IPPA sums it nicely:
Is fracking a threat to public health?
No. In fact, there is ample evidence that increased natural gas use — made possible by fracking — has improved public health by dramatically improving air quality in recent years. This is not to say there are no risks, but the full body of research on this issue shows that those risks are manageable.
Several state departments of environmental protection have also installed air monitors at well sites and found that emissions during oil and natural gas development do not exceed public health thresholds. For example, the Colorado Department of Public Health and the Environment released a 2017 report that found a “low risk of harmful health effects from combined exposure to all substances during oil and gas development.” In contrast, many of the most headline-grabbing studies linking fracking to health issues have been plagued by questionable methodologies and contradictory results. Visit EIDHealth.org for more information.
Does fracking threaten groundwater?
No. And, you don’t have to take our word for it. No fewer than two dozen scientific studies have concluded that fracking does not pose a major threat to groundwater. Most notably, a landmark 2016 U.S. Environmental Protection Agency study concluded that, “ydraulic fracturing operations are unlikely to generate sufficient pressure to drive fluids into shallow drinking water zones.” The EPA reached this conclusion even after expanding the definition of fracking to include a wide range of other oilfield activities, demonstrating the safety of the entire development process.
It was easy finding university and other governmental studies documenting the safety of fracking, but in the process of searching I came across many supposed studies from anti-gas organizations that, open a superficial basis, read impressively until I looked at the sources and the reviewers. They tend to all be the same people and quote and review each other.
One must understand the difference between activism and science to decipher the difference between the two. I recall, for instance, listening to an anti-gas activist tell Fenton Town Board members here in New York that he was a scientist in the study of natural gas when in fact he was just an another misinformed member of the fractivist movement who collected talking points but was so full of energy that if were electricity, he could power the world. Call it anti-energy. Unfortunately, the voices of such are the only ones Governor Cuomo wanted to hear in 2014. But, that was then, and now the evidence is overwhelming that Governor Cuomo was wrong, Zucker was suckered and Joe Martens was simply a short-term assignment to implement the will of the NRDC.
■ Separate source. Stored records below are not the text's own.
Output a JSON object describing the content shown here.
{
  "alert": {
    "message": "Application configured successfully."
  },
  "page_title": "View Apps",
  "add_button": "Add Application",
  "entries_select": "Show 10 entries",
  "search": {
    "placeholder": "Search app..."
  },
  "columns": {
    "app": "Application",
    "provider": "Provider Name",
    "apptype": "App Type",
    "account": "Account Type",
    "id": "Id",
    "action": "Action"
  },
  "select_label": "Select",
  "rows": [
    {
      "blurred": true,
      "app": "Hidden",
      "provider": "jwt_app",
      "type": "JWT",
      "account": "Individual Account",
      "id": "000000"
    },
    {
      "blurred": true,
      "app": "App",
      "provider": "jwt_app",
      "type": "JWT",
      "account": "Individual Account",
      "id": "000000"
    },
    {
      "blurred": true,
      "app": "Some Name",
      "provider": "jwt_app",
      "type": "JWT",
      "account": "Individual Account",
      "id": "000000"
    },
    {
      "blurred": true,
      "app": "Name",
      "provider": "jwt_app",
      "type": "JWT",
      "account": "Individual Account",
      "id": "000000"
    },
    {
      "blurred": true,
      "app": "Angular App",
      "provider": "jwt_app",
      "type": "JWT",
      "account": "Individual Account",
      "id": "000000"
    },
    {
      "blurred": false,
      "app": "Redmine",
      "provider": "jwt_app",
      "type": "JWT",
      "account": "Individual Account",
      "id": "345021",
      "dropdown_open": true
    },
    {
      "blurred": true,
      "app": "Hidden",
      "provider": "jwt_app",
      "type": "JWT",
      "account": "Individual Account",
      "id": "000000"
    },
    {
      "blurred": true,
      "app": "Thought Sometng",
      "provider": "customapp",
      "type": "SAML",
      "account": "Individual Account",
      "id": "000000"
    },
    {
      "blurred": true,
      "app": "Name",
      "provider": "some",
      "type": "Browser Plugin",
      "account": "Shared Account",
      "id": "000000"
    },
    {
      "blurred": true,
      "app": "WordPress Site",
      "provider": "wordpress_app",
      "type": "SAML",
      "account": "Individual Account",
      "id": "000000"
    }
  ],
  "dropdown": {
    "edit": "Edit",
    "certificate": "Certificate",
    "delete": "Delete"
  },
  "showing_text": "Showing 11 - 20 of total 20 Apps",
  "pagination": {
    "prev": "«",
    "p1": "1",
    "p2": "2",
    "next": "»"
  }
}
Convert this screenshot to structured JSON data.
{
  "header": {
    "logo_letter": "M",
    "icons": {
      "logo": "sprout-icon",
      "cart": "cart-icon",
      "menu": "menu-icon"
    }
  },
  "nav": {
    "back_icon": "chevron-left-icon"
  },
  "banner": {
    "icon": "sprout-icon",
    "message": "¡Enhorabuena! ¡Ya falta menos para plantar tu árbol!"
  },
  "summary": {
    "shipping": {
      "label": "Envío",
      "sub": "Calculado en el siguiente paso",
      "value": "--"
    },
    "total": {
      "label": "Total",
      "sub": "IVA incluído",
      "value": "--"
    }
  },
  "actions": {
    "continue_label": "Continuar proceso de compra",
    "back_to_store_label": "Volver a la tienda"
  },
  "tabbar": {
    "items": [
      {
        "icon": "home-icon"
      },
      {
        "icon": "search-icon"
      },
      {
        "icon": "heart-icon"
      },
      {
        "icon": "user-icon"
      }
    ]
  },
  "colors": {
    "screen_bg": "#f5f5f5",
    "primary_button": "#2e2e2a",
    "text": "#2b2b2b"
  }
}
Time’s up, Governor Cuomo. What are you going to do? When will real science and reason be allowed prevail over your politics?